Those dependent on Wartrace’s water system say they are experiencing more and more water outages amid rising utility costs.  

At a Monday night Wartrace Utility Commission meeting, several local residents, of both Bedford and Coffee County, raised their concerns to the board.  

David Rader, a Beechgrove resident, said he’s experienced seven outages in 15 days. Yet, he’s paying more for water, he advised.  

With the rate increase, “That’s all well and great for the town of Wartrace and areas covered by Wartrace water in the Bedford County lines. We’re Coffee County residents,” said Rader.  

“When decisions are made with Coffee County customers without Coffee County representation having a say in it, I think that’s something that needs to be addressed.”  

Rader asked commission member Bruce Vaickus whether these waterlines were being patched or replaced.  

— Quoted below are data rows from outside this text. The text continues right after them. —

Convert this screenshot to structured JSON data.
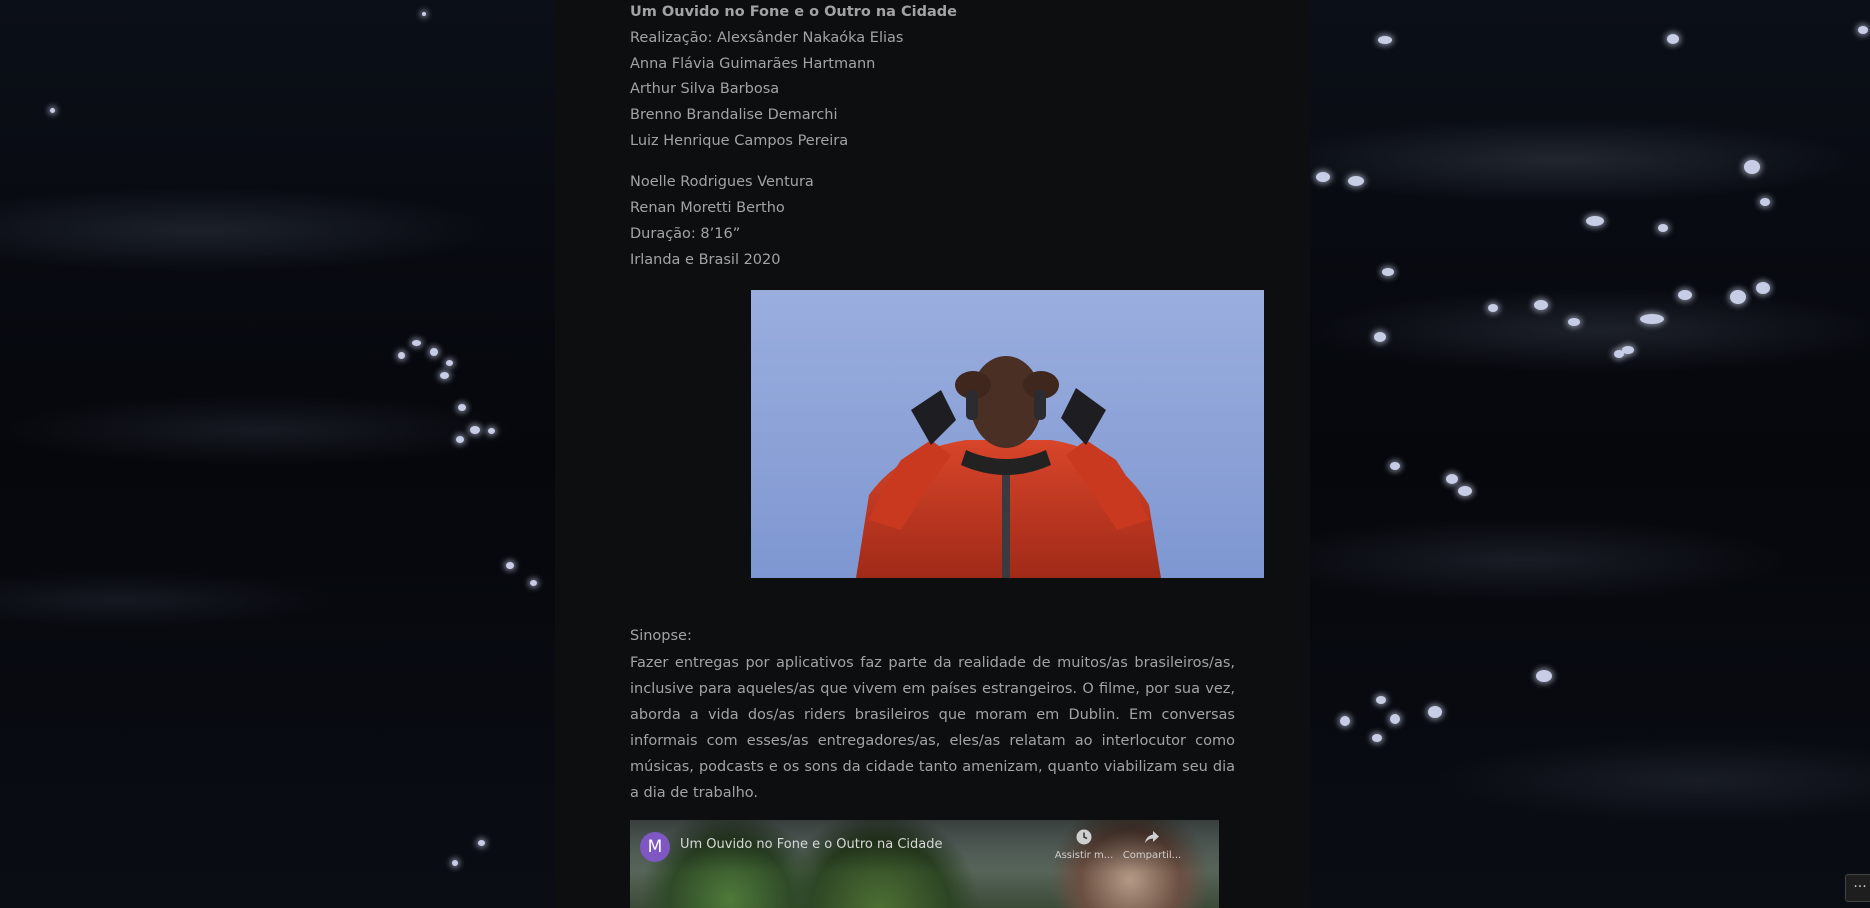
{
  "credits": {
    "title": "Um Ouvido no Fone e o Outro na Cidade",
    "lines_group1": [
      "Realização: Alexsânder Nakaóka Elias",
      "Anna Flávia Guimarães Hartmann",
      "Arthur Silva Barbosa",
      "Brenno Brandalise Demarchi",
      "Luiz Henrique Campos Pereira"
    ],
    "lines_group2": [
      "Noelle Rodrigues Ventura",
      "Renan Moretti Bertho",
      "Duração: 8’16”",
      "Irlanda e Brasil 2020"
    ]
  },
  "sinopse": {
    "label": "Sinopse:",
    "text": "Fazer entregas por aplicativos faz parte da realidade de muitos/as brasileiros/as, inclusive para aqueles/as que vivem em países estrangeiros. O filme, por sua vez, aborda a vida dos/as riders brasileiros que moram em Dublin. Em conversas informais com esses/as entregadores/as, eles/as relatam ao interlocutor como músicas, podcasts e os sons da cidade tanto amenizam, quanto viabilizam seu dia a dia de trabalho."
  },
  "video": {
    "channel_initial": "M",
    "title": "Um Ouvido no Fone e o Outro na Cidade",
    "watch_later_label": "Assistir m...",
    "share_label": "Compartil..."
  },
  "icons": {
    "watch_later": "clock-icon",
    "share": "share-icon",
    "more": "ellipsis-icon"
  },
  "more_button": {
    "label": "···"
  }
}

Vaickus said it all depends on if it’s a crack or a split. He said they found an airlock before Labor Day on a hill in Wartrace where one of the water towers is located.  

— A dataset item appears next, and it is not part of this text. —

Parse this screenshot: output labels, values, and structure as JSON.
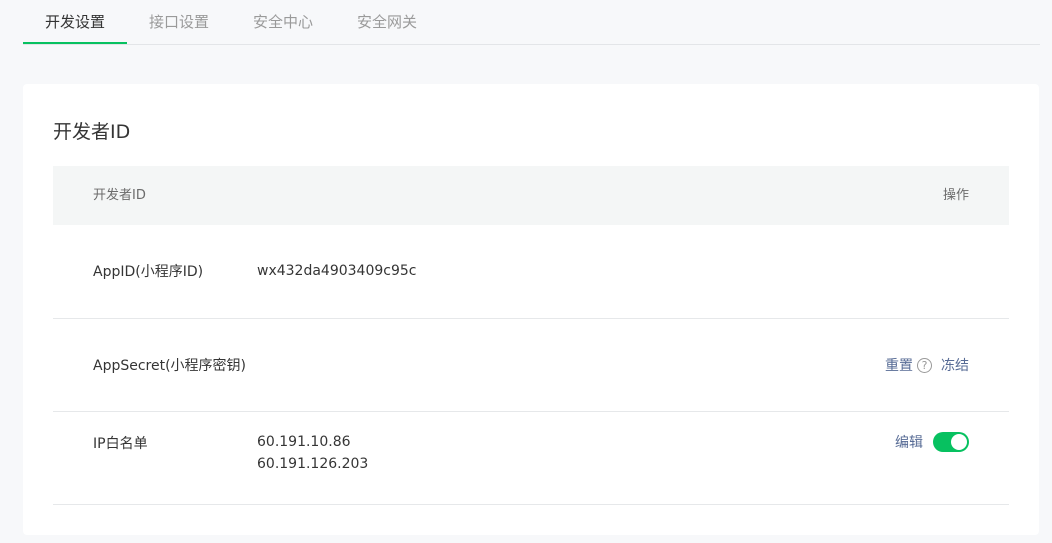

“That airlock has caused disruption in the system... it has caused several more main breaks than usual,” he said.  

“Our system is not truly looped,” Vaickus explained. “What does that mean? There’s no backfeed. So, when there’s a main break in the main system, there’s no way to back-feed people on the end of that.”  

One Wartrace resident put dealing with the outages this way: “You’re in the shower, you get to washing your hair, and the water goes off, and you’ve got a head full of soap. There’s just no warning...” She did add that the outages have gotten better since she first moved to Wartrace several years ago.  

Another woman said her bill went up to over $100 from $80, even though only two people live in the house, while another Beechgrove resident said her bill went up $20. 

 “We understand the rate is going to go up. It’s just how much it’s gone up and in such a short amount of time,” she said.  

Mackenzie Carter, a contractor with South Central Tennessee Development District said, “The reason why it jumped up so much is the comptroller’s office. Because they [the Town of Wartrace] haven’t increased rates for 15 years, the comptroller’s office said, ‘you must,’ and here is how much. So, it’s not necessarily Wartrace doing this.”  

Essentially, the Duck River Utility District produces the water then sells it to Tullahoma, who then sells it to Wartrace.  

One Beechgrove resident, Scott Vicary, said the water is “going through so many hands, so everybody needs a profit.”  

Vicary and his wife say they are paying $70 per month. They were paying $18 a month when they were living near Manchester. He pointed out it’s a “significant difference.”  

“They’ve done a lot of grants to get money for Project Cardinal and all that infrastructure out there. But can you get us grants for water out here? . . . . Help us take care of the people who are already here,” Vicary said.  

State Rep. Pat Marsh helped to get the grant for the waterline extension project to Union Ridge (Marsh added that Gov. Bill Haslam put it in his own personal budget four years ago.)  

“We are constantly working with TDEC [Tennessee Department of Environment and Conservation] on these problems and opportunities. Bell Buckle and Wartrace have got so few people that a lot of times they don’t qualify for grants because there’s not enough people per dollar... But I’d be glad to work on it,” said Marsh.  

There’s around $1.3 billion dollars in American Rescue Plan funds for wastewater projects, which areas like Wartrace, Bell Buckle, and Normandy are able to apply for.  

“It’s just when you get to rural areas, it’s so expensive and takes such a long time and serves such a small amount of people,” said Marsh.  

Wartrace’s water district has hundreds of miles of pipe and less than 1300 people to pay for it, according to Wartrace Mayor Cindy Drake. A letter was sent out from the mayor’s office in early July explaining residential customers in Wartrace town limits will pay a base rate of $20.55, while those living outside town limits pay a base rate of $50.20.  

According to Drake, this amount includes sewer, while city residents pay for sewer in a separate bill. Drake said the rate is essentially the same for city and county residents.  

However, Beechgrove residents don’t have sewer. So, why the extra cost?  

“As for the ‘extra money,’ as far as I know, it’s going toward the improvement of the infrastructure and it’s going to be useful,” said Vaickus. Also, pipes in the county require more maintenance.  

Kathy Tyson, town recorder for Wartrace, said, “We are undergoing a rate study right now...that rate study will determine whether they go down or up.” Tyson added that they finished their audit and finished the year in the black.  

Vaickus encouraged residents that if they see water and it hasn’t rained, call the water department to report a possible water main break at 931- 389-6144 for after hour emergencies.